By Matt Sledge | | November 10, 2021

For years as a member of the New Orleans City Council, Jason Williams fought against budget increases requested by former District Attorney Leon Cannizzaro, while questioning his leadership and financial stewardship.

Ten months after Williams became district attorney, the tables were turned as he asked the council for $2.2 million more in funding than what the city has proposed.

Williams’ appearance at a budget hearing Wednesday was a homecoming of sorts for the former at-large council member. But it also included a verbal skirmish against City Councilmember Jay Banks, who questioned why Williams had changed his tune about office funding. Banks is up for re-election Saturday for his District B seat against three opponents, including one endorsed by Williams.

Williams wants $9.3 million for the District Attorney’s Office from the city for his 2022 budget, compared to the $7 million allocation proposed by Mayor Latoya Cantrell, which is nearly the same as the city contribution before the pandemic scrambled its finances. He says the extra money will go toward hiring additional prosecutors and investigators, paying settlements for wrongful convictions and other expenses.
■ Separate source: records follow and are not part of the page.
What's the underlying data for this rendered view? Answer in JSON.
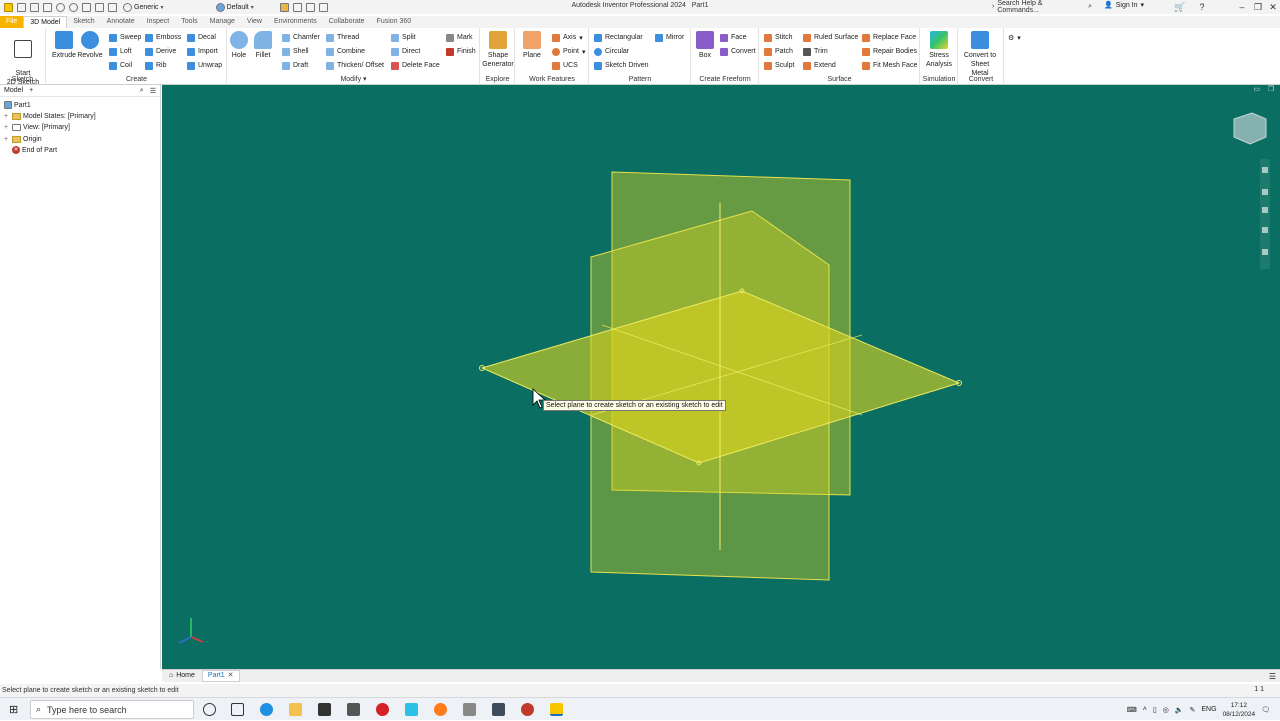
{
  "app": {
    "title": "Autodesk Inventor Professional 2024",
    "document": "Part1",
    "appearance_combo": "Generic",
    "material_combo": "Default",
    "search_placeholder": "Search Help & Commands...",
    "sign_in": "Sign In"
  },
  "tabs": [
    "File",
    "3D Model",
    "Sketch",
    "Annotate",
    "Inspect",
    "Tools",
    "Manage",
    "View",
    "Environments",
    "Collaborate",
    "Fusion 360"
  ],
  "active_tab": "3D Model",
  "ribbon": {
    "sketch": {
      "label": "Sketch",
      "start_sketch": "Start\n2D Sketch"
    },
    "create": {
      "label": "Create",
      "extrude": "Extrude",
      "revolve": "Revolve",
      "sweep": "Sweep",
      "loft": "Loft",
      "coil": "Coil",
      "emboss": "Emboss",
      "derive": "Derive",
      "rib": "Rib",
      "decal": "Decal",
      "import": "Import",
      "unwrap": "Unwrap"
    },
    "modify": {
      "label": "Modify",
      "hole": "Hole",
      "fillet": "Fillet",
      "chamfer": "Chamfer",
      "shell": "Shell",
      "draft": "Draft",
      "thread": "Thread",
      "combine": "Combine",
      "thicken": "Thicken/ Offset",
      "split": "Split",
      "direct": "Direct",
      "delete_face": "Delete Face",
      "mark": "Mark",
      "finish": "Finish"
    },
    "explore": {
      "label": "Explore",
      "shape_generator": "Shape\nGenerator"
    },
    "work_features": {
      "label": "Work Features",
      "plane": "Plane",
      "axis": "Axis",
      "point": "Point",
      "ucs": "UCS"
    },
    "pattern": {
      "label": "Pattern",
      "rectangular": "Rectangular",
      "circular": "Circular",
      "sketch_driven": "Sketch Driven",
      "mirror": "Mirror"
    },
    "freeform": {
      "label": "Create Freeform",
      "box": "Box",
      "face": "Face",
      "convert": "Convert"
    },
    "surface": {
      "label": "Surface",
      "stitch": "Stitch",
      "patch": "Patch",
      "sculpt": "Sculpt",
      "ruled_surface": "Ruled Surface",
      "trim": "Trim",
      "extend": "Extend",
      "replace_face": "Replace Face",
      "repair_bodies": "Repair Bodies",
      "fit_mesh_face": "Fit Mesh Face"
    },
    "simulation": {
      "label": "Simulation",
      "stress_analysis": "Stress\nAnalysis"
    },
    "convert": {
      "label": "Convert",
      "convert_sheet_metal": "Convert to\nSheet Metal"
    }
  },
  "browser": {
    "tab": "Model",
    "root": "Part1",
    "items": [
      "Model States: [Primary]",
      "View: [Primary]",
      "Origin",
      "End of Part"
    ]
  },
  "viewport": {
    "tooltip": "Select plane to create sketch or an existing sketch to edit",
    "background": "#0b6e62",
    "plane_color": "#d8d21e"
  },
  "doc_tabs": {
    "home": "Home",
    "part": "Part1"
  },
  "status": {
    "message": "Select plane to create sketch or an existing sketch to edit",
    "counts": "1   1"
  },
  "taskbar": {
    "search": "Type here to search",
    "lang": "ENG",
    "time": "17:12",
    "date": "08/12/2024"
  }
}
Either amount would represent a significant step up from the $5.4 million in city funding for the District Attorney’s Office that Williams approved in his waning days on the City Council, before his Jan. 11 inauguration as DA. Back then, the pandemic was forcing the city into austerity mode, and Williams was castigating Cannizzaro — who declined to seek re-election — on the campaign trail.

As the city’s budget outlook brightened, Williams’ office received an extra $1.4 million for 2021.

Williams also receives money from the state and federal grants. Overall, he requested a total $15.8 million in revenue next year.

Williams says the extra funds will go toward an office that has undergone a transformation. Williams said he’s helped throw out 48 wrongful convictions, stopped using Louisiana’s harsh habitual offender statute and refused more cases that shouldn’t go to trial.

Williams’ biggest ask is for $1.2 million in confirmed and anticipated settlements for civil lawsuits, including one involving fake subpoenas and several alleging wrongful convictions.

“There are remaining civil lawsuits and liabilities that still pose a constant threat,” Williams said.

Williams is also asking for $419,000 to hire six more prosecutors for his trials division, which has been vexed by turnover. As of earlier this month, the division had 28 assistant district attorneys.

Banks was skeptical of Williams’ shift. “When you were sitting here, you told your predecessor that there was a tremendous amount of fat to be trimmed,” he said. “You’re asking for more money now. So does that fat no longer exist?”

Williams said that he has gotten rid of overpaid staffers employed by Cannizzaro and boosted the pay of crucial lower-level employees.

“When we got here, we found bloated middle management, people making close to $200,000 a year who were not setting foot in court,” Williams said. “We found an investigations division that was almost larger than the trials division, but was not investigating or closing any cold cases.”

The back-and-forth went beyond budget lines. Banks questioned Williams over his transfer of juveniles charged with homicide to adult court, which went against Williams’ campaign pledge and has angered progressives. He also asked whether a project to tackle cold-case homicides was better left to police and brought up a Metropolitan Crime Commission report alleging that Williams has dismissed too many cases.

“I’m trying to understand,” Banks said. “When you dismiss a case, does it mean that the police were negligent?”

Williams said his decisions weren’t a knock on cops. Rather, it could indicate that there wasn’t enough evidence for a conviction, a suspect was in the “throes of addiction” when they committed a crime and was a good candidate for diversion, or a victim in a case didn’t want to go forward with prosecution, he said.

From other corners, Williams got a warmer welcome. City Council President Helena Moreno, a political ally, said she looked forward to discussing with Williams and other legal system leaders a comprehensive program to tackle domestic violence.

Williams’ budget request includes $300,000 for a specialized human trafficking and domestic violence unit, which would include two investigators, two prosecutors, counselors and housing for survivors, according to his budget presentation.